The 1996 FTC report established five basic principles to which data collectors on the Web should adhere: notice (the right of an individual to know how his or her data will be used); choice (the right of an individual to decide about the use and disclosure of personal information); access (the right of the individual to see and correct personal data); integrity (the right of an individual to have his or data secure from unauthorized access and change); and enforcement (a system for an individual to seek redress if another right has been violated). The FTC reviewed nine industry-specific guidelines, comparing them to the five principles outlined in the FTC report to establish an overview of trade associations’ attempts at self-regulation. The FTC found that none of the guidelines adequately address all five important, and generally leave out access and security completely. The report highlights the need for enforcement mechanisms, which it calls an "essential element of effective self-regulation," but which most of the reviewed guidelines lack. This brief review provides concise insight into the inability of industry groups to agree on even the basic privacy protections and develop enforce them.

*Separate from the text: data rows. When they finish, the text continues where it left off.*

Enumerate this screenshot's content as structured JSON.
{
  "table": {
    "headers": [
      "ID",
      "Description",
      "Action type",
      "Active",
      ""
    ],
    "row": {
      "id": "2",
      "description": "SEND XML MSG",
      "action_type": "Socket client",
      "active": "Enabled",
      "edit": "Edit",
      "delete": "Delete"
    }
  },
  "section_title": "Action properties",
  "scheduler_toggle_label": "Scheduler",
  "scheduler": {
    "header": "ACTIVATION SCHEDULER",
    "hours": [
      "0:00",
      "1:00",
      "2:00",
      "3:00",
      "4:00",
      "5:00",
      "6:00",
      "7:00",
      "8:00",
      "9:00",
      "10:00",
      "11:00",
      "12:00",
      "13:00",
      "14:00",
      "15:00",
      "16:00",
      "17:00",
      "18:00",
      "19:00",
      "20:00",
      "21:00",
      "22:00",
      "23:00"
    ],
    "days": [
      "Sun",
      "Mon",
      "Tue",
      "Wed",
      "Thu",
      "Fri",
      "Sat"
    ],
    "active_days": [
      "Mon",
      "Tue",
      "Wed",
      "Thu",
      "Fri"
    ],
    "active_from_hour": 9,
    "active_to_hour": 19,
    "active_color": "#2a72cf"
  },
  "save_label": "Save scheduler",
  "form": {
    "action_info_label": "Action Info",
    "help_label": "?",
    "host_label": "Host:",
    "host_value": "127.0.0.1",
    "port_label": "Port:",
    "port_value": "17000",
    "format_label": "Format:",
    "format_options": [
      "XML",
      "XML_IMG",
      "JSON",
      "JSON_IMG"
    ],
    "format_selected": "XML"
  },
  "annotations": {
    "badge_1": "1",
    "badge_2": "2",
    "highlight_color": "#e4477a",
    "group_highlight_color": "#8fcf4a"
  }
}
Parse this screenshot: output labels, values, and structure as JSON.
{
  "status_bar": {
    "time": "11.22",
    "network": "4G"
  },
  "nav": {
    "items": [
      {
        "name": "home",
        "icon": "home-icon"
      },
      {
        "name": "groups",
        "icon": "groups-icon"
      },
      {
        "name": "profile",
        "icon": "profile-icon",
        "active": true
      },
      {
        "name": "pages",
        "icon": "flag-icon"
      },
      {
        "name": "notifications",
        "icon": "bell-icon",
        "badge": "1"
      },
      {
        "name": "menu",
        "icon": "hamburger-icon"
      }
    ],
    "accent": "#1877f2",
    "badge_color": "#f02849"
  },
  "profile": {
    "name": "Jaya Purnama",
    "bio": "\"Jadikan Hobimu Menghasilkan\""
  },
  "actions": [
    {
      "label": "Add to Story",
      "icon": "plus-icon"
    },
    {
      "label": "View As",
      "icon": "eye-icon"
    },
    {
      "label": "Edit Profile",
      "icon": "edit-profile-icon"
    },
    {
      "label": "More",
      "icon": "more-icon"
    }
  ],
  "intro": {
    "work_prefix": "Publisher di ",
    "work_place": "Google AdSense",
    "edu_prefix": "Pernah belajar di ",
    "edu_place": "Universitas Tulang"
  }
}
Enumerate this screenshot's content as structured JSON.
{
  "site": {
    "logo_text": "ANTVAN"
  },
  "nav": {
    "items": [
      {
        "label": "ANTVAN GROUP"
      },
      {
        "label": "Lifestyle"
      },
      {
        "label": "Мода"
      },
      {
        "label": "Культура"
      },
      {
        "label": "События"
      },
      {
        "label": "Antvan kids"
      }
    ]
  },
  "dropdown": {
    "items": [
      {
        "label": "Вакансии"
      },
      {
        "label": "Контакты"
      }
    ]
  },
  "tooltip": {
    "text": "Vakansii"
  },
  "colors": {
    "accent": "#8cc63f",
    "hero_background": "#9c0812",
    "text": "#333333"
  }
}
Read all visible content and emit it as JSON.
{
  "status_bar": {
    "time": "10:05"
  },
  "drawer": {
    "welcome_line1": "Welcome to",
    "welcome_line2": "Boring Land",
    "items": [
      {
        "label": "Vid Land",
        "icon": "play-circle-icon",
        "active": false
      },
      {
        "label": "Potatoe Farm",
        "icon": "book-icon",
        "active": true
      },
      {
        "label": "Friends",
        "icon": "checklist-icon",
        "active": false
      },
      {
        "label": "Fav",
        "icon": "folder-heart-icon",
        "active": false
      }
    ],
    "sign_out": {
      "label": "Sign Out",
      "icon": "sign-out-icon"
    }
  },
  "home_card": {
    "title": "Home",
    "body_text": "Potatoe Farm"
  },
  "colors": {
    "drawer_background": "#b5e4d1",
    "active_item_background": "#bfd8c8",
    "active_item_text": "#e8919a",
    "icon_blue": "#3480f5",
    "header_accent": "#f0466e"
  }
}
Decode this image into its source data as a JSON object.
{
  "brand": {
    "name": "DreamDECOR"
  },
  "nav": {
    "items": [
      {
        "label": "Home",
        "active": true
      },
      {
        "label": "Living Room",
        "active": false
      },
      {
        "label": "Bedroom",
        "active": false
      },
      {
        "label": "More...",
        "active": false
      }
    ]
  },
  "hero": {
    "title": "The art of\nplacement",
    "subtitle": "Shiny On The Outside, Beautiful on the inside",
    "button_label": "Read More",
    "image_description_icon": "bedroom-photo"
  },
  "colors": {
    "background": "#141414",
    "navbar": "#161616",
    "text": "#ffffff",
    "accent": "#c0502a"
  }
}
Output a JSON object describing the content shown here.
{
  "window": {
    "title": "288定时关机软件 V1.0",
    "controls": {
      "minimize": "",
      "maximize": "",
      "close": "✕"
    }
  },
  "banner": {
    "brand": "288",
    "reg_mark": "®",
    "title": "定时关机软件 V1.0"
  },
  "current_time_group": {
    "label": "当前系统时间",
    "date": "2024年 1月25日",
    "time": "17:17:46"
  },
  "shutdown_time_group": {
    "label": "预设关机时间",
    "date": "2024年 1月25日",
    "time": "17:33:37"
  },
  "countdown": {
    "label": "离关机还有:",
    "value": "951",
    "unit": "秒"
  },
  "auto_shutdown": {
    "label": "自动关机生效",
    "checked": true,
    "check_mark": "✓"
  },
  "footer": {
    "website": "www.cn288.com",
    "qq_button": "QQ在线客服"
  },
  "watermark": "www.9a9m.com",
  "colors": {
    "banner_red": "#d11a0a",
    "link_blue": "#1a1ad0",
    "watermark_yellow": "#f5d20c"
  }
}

The FTC report also details two sets of industry guidelines regarding children’s information. The report praised the Children’s Advertising Review Unit of the Better Business Bureau Guidelines for Interactive Media but also noted a lack of adherence in online media. The Direct Market Association’s January 1997 guidelines on

online data collection from or about children are singled out for not requiring notice or parental consent prior to data collection. The DMA has since revised these guidelines although they still do not advocate prior parental consent.

CDT Analysis

Over the past three years, the Federal Trade Commission has gathered the expertise necessary to set comprehensive guidelines for online privacy. It proved this capability when it issued voluntary guidelines after the Privacy Workshop last year. Although these recommendations were weak compared to previously established fair information practices, they provided a good starting point for FTC enforcement.

Despite this obvious capability, the FTC suggested in its report that Congress take authority to regulate privacy–particularly children’s privacy. CDT interprets current law as granting the FTC regulatory powers to protect kids’ online privacy as part of the prohibition of "unfair and deceptive" trade practices. An FTC-based regulation would be far preferable to a legislative solution because such a move in Congress may reopen the Communications Decency Act debate. Regardless, if it decided that the FTC does not currently have a mandate to protect privacy, Congress should immediately pass a narrow bill to give the FTC authority to establish binding regulations to protect adult and children’s privacy.

Such a move should have the support of major industry players. Nearly half of the most popular sites (as defined by the FTC; see accompanying summary of the report’s methodology) were already cited as providing comprehensive policies. Good actors in the online industry should welcome a move which creates a baseline for data collection since it would force their competitors to follow the same fair practices that they already do.